╭─ Dataset entries
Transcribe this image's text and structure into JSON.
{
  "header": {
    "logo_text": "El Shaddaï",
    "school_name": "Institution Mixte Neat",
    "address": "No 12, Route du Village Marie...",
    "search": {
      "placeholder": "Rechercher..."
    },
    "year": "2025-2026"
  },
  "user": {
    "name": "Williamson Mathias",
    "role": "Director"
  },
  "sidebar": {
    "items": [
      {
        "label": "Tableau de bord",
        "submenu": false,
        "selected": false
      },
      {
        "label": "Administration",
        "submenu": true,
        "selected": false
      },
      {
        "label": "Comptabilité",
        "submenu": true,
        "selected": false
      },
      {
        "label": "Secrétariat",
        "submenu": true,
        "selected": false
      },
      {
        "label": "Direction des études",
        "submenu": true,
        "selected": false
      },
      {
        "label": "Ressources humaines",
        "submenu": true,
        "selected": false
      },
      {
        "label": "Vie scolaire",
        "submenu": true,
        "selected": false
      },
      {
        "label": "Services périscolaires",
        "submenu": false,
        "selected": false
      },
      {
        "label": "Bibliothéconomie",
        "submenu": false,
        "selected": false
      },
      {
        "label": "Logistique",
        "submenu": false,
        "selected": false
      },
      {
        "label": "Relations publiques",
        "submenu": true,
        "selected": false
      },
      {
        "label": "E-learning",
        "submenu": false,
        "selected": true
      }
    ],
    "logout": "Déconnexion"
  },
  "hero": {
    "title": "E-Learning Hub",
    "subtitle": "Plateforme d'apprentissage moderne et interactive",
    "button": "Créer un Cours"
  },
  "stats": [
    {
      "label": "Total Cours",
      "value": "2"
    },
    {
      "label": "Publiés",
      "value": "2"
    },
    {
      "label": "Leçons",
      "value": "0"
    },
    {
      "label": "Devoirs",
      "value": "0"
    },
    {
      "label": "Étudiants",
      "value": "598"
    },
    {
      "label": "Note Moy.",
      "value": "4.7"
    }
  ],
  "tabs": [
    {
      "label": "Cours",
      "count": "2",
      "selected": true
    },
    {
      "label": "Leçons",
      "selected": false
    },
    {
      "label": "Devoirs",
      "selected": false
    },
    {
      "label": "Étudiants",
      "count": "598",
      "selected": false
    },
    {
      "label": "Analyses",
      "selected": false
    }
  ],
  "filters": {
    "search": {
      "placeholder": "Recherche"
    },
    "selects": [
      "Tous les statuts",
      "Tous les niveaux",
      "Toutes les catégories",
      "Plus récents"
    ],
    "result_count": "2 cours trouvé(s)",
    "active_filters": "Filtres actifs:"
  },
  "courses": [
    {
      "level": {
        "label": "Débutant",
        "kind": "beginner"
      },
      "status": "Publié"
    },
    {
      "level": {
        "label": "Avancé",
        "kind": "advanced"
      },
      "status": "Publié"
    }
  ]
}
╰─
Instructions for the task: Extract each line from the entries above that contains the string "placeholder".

Worked solution:
      "placeholder": "Rechercher..."
      "placeholder": "Recherche"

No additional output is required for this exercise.